Passivation of a metal surface through the formation of an oxide layer is found in many common metals and alloys. Aluminium naturally forms a protective oxide layer (or scale) which slows down further oxidation and corrosion. Stainless steel has chromium added to it, which forms a very protective oxide layer that prevents further corrosion.
Not all oxide layers that form on metals are protective. If the oxide does not form a continuous layer on the surface of the metal, it will not be able to reduce the amount of oxygen reaching the metal surface.
If the metal forms an oxide whose area is less than the area of the metal then the surface will show gaps in the protective layer.
If the metal forms an oxide whose area is greater than the area of the metal then the surface will show blistering and flaking of the protective layer.

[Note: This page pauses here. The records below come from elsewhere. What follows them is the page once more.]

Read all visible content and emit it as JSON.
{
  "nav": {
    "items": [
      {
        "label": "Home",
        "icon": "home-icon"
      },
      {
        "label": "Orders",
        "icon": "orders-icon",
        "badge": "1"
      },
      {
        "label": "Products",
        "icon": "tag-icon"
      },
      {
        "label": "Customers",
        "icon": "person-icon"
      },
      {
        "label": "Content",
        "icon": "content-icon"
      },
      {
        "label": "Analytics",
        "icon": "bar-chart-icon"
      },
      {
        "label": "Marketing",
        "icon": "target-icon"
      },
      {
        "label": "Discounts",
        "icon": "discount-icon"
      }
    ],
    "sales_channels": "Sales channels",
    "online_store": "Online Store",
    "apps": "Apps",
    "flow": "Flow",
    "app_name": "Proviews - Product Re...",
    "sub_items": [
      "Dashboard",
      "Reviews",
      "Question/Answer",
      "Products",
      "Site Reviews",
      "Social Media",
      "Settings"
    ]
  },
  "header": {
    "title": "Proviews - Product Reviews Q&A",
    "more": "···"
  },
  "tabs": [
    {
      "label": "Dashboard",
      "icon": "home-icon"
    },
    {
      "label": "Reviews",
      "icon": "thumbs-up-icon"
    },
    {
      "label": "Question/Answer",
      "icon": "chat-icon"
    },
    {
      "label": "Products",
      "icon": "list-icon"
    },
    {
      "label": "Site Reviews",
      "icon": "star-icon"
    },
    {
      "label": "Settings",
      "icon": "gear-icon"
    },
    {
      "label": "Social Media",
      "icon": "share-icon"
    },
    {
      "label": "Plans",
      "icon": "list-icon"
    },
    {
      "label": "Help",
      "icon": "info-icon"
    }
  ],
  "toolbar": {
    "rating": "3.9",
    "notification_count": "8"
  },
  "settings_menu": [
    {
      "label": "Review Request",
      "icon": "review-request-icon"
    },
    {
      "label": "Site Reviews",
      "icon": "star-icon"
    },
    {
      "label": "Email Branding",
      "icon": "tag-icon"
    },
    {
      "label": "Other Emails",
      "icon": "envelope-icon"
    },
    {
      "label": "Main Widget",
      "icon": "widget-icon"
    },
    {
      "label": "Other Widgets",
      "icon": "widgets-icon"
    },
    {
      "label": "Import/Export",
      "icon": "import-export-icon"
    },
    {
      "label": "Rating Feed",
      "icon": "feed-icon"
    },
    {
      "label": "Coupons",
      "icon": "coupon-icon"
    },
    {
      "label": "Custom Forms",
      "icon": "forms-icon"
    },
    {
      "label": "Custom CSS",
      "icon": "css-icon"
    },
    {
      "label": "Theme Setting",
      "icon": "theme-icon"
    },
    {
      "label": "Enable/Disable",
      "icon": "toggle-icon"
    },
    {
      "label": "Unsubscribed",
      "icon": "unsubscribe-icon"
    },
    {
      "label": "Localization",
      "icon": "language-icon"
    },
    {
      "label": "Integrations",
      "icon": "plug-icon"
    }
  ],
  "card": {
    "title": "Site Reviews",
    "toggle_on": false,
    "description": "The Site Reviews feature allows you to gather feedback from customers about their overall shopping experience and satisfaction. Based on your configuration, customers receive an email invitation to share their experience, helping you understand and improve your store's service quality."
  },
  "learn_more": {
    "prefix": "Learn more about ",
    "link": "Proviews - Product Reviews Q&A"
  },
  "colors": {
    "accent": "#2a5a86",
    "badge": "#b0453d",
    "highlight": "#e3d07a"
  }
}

Only if the area of the oxide that forms is the same as the area of the metal will the oxide layer protect the metal from further corrosion.